Felseneggbahn (LAF) IMG 3221.jpg
Adliswil station (June 2009)
Overview
Status Operational
Character Elevated
Location Adliswil, Canton of Zürich, Switzerland
Termini Adliswil
Felsenegg
No. of stations 2
Open 1954
Operation
Operator Sihltal Zürich Uetliberg Bahn (SZU)
Technical features
Line length 1,048 m (3,438 ft)
Operating speed 21.6 km (13.4 mi) /h
Notes Aerial tramway
307 m (1,007 ft)
Electric motor

Luftseilbahn Adliswil-Felsenegg is an aerial tramway in the canton of Zürich in Switzerland. Its name is commonly abbreviated to LAF; the tramway usually is called Felseneggbahn.

In summer season (March–October), Felseneggbahn operates daily from 08:05 (am) to 21:50 (10 pm), even on Sundays and public holidays.[1]

Structure[edit]

LAF is an aerial tramway between the municipality of Adliswil in the Sihl Valley and the Felsenegg mountain in the district of Horgen, operated by the Sihltal Zürich Uetliberg Bahn (SZU), organized as an Aktiengesellschaft. The lower station is located in the municipality of Adliswil, the mountain station is situated on Felsenegg nearby the Felsenegg-Girstel TV-tower.

History[edit]

On December 30, 1954, LAF was given to operational service; it was built within seven months for one million Swiss francs by the Swiss company Von Roll in Berne. Not just for nostalgic reasons, the provider used the former two cabins of the so-called "Landi-Schwebebahn 1939" (Landi = Swiss national exhibition) across the Lake Zürich. The cabins for 30 passengers had been constructed by SIG Neuhausen. Renewals of the infrastructure have been done in 1960, 1967, 1980, and in 1996/97. In 1972, Felsenegg station was bought by the owner; in 1977 the majority of the share holder value went into the property of the Swiss Denner AG. Established in May 1990, the Zürcher Verkehrsverbund (ZVV) first was an elaborate web of railway lines, among them the SZU including Felseneggbahn and Zimmerbergbus. Its 50-year anniversary the Felseneggbahn celebrated in 2004 when the provider planned a complete renewal according to the conditions for the license given by the Swiss government.
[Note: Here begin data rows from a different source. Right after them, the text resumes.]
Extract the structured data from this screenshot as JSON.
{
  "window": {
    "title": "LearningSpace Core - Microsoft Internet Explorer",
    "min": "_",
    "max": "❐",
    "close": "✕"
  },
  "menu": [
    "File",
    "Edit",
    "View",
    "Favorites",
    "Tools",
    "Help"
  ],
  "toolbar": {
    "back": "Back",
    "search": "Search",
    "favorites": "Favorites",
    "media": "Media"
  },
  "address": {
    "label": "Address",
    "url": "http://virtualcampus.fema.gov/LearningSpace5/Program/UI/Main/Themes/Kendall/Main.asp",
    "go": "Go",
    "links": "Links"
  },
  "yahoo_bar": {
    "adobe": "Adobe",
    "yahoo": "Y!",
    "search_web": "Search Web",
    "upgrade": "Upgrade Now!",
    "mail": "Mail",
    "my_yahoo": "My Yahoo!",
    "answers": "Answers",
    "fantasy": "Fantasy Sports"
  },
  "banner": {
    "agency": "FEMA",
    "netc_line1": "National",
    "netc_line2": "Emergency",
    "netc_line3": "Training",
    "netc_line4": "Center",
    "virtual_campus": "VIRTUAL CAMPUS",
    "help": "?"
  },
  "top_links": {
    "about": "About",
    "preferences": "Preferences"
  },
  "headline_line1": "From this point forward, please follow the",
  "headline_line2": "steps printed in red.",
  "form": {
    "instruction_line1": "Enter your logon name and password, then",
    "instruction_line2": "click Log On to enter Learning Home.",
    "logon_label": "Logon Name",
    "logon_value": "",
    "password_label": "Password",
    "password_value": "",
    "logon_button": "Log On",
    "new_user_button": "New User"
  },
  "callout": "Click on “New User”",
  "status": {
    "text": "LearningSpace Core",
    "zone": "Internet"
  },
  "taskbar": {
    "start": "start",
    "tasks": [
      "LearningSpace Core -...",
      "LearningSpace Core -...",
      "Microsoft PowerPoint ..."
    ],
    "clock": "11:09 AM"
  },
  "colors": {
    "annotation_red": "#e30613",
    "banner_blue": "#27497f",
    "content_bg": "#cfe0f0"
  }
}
The complete renewal resulted in costs of 3.5 million Swiss francs, financed by the municipality of Adliswil and the city of Zürich (300,000 each), by the Zürcher Verkehrsverbund (2 million), by fundraising in the public and by sponsoring.[2][3] The renewal includes the cable car control and monitoring, the carriers and the guy ropes buffer. The fifty-year-old cabins are replaced by more comfortable, spacious and "sleek" gondolas constructed by CWA Constructions SA. The new cable car cabins also necessitated an increase in the streamlining of the masts and carrying ropes. Also renewed are the valley and mountain stations and their technical infrastructure between February 4 and April 30; the Luftseilbahn Adliswil-Felsenegg was re-opened on May 1, 2008.[4] On March 31, 2010, the 10th million passenger used the cableway.[5]

Technical data[edit]

The aerial tramway has a single tower (45 m) between Adliswil and Felsegg mountain and a total diagonal length of 1,048 m (3,438 ft). The drive is done by a DC electro engine with 100 kW in the valley station. The average speed of the two gondolas is 6 m/s.[6]

  • Cabins: 2, 30 passengers each
  • Capacity: 690 passengers per hour
  • Elevation Valley Station: 497 m
  • Elevation Mountain Station: 804 m
  • Horizontal Length: 1048 m
  • Height difference: 307 m
  • Average inclination: 34,1 0%
  • Maximum inclination: 80,5 0%
  • Number of Towers: 1
  • Tower height: 45 m
  • Maximum height from the ground: 60 m
  • Largest spanfield: 552 m
  • Average speed: 6 m/s
  • Diameter suspension rope: 39 mm
  • Diameter pushing rope: 62 mm
  • Drive: DC engine, 100 kW (max 185 kW)

References[edit]

External links[edit]

Media related to Luftseilbahn Adliswil-Felsenegg at Wikimedia Commons

Coordinates: 47°18′47.40″N 8°31′12.12″E / 47.3131667°N 8.5200333°E / 47.3131667; 8.5200333